Data to examine:
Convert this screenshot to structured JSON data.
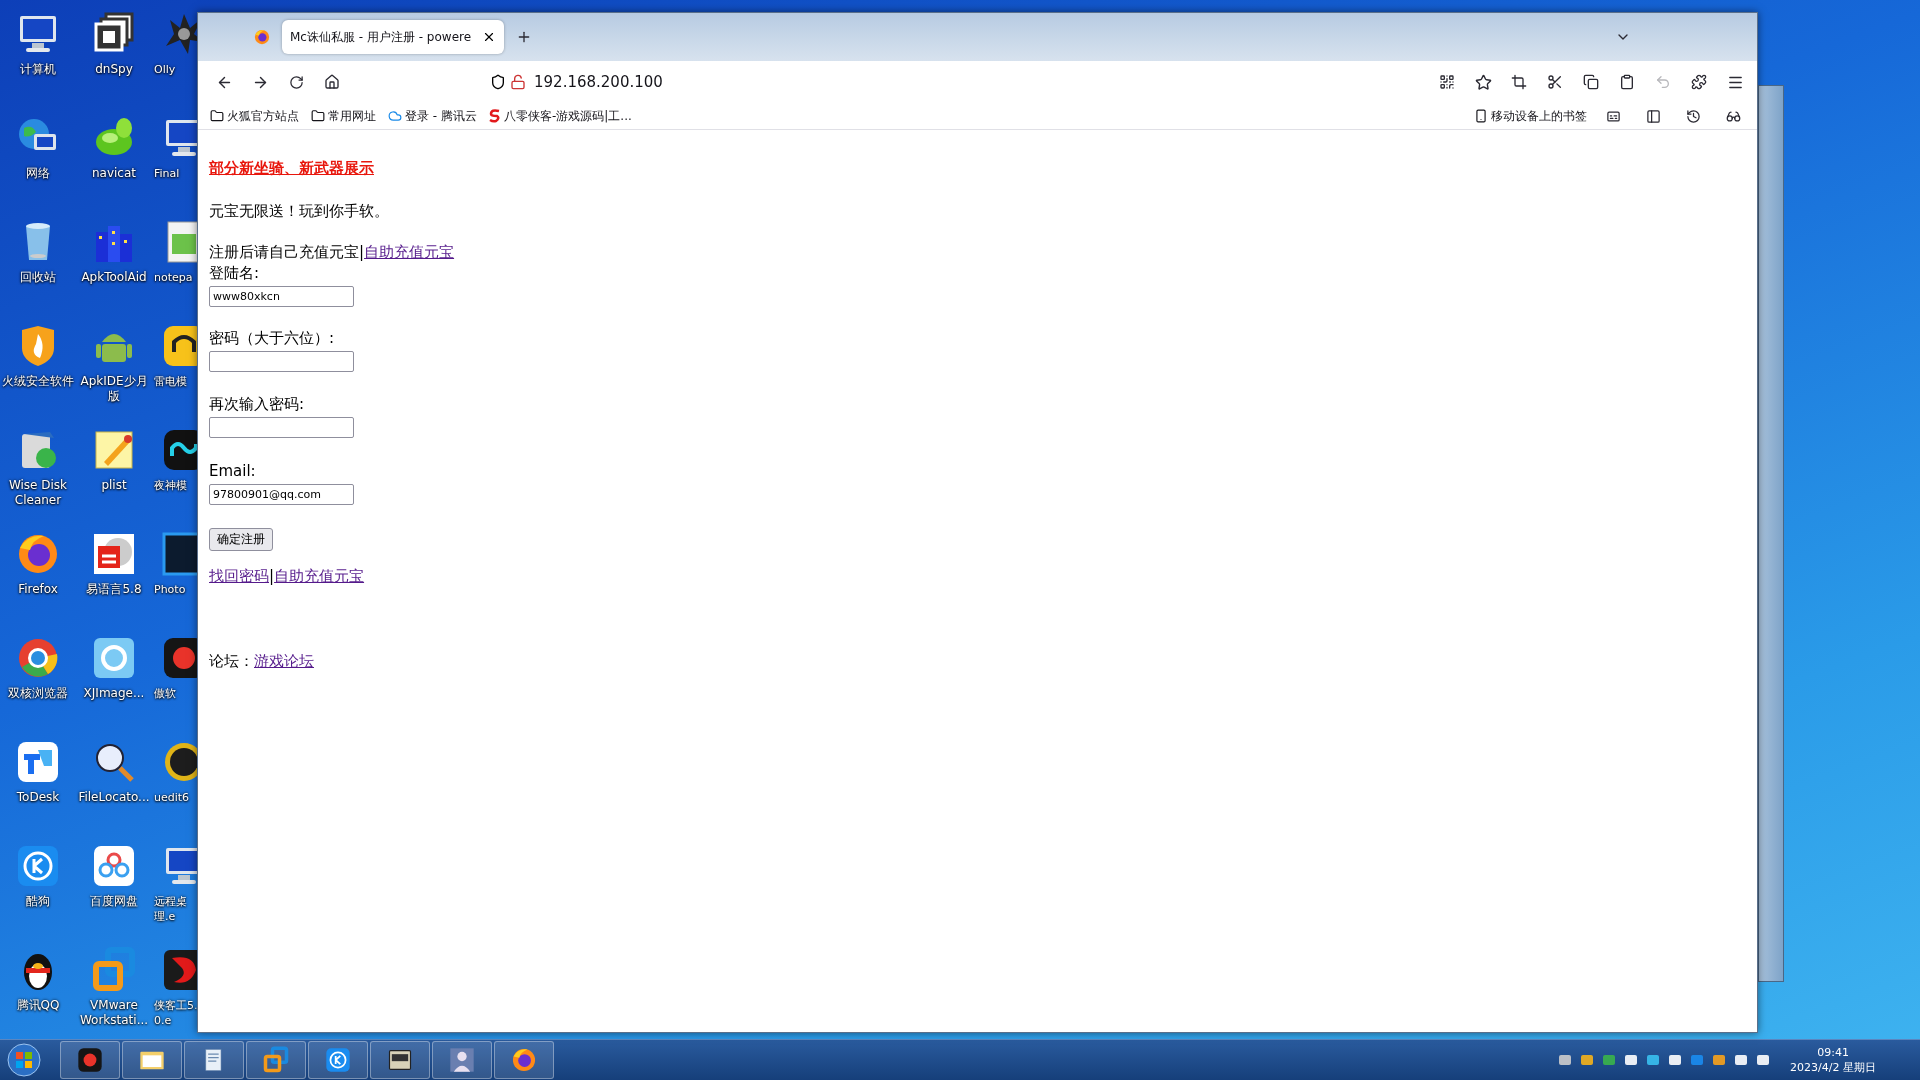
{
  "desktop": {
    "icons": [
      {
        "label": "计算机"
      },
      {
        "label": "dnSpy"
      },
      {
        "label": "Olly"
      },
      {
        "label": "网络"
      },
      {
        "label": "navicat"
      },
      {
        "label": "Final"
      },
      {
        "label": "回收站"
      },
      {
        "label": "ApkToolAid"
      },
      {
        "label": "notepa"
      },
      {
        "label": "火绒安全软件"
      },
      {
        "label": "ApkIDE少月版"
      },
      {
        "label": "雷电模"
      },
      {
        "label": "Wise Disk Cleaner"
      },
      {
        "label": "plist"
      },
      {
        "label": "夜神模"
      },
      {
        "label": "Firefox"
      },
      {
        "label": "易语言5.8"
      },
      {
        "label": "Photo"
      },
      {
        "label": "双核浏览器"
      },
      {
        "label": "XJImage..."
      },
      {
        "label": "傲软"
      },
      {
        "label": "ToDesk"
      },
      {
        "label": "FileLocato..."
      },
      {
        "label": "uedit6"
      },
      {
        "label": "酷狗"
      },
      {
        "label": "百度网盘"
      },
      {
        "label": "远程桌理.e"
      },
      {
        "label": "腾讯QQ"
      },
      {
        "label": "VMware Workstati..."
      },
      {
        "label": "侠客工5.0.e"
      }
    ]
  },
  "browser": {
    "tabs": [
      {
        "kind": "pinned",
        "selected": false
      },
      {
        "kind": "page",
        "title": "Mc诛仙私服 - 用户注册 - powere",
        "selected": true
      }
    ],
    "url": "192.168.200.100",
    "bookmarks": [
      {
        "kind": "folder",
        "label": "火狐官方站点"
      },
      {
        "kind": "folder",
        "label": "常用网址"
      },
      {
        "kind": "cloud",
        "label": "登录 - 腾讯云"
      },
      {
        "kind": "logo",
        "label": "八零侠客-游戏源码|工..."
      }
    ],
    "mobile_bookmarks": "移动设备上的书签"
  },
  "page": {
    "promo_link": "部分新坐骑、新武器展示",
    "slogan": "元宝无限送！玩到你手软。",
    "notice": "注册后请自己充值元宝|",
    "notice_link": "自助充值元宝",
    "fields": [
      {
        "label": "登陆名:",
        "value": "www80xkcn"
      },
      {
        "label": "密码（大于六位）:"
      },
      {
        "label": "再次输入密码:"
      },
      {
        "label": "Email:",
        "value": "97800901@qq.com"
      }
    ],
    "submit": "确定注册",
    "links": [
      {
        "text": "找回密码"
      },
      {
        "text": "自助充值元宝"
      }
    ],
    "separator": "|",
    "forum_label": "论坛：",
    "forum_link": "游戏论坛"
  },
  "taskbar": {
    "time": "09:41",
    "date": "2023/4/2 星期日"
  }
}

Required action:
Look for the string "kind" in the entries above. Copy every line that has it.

Answer to this task:
        "kind": "pinned",
        "kind": "page",
        "kind": "folder",
        "kind": "folder",
        "kind": "cloud",
        "kind": "logo",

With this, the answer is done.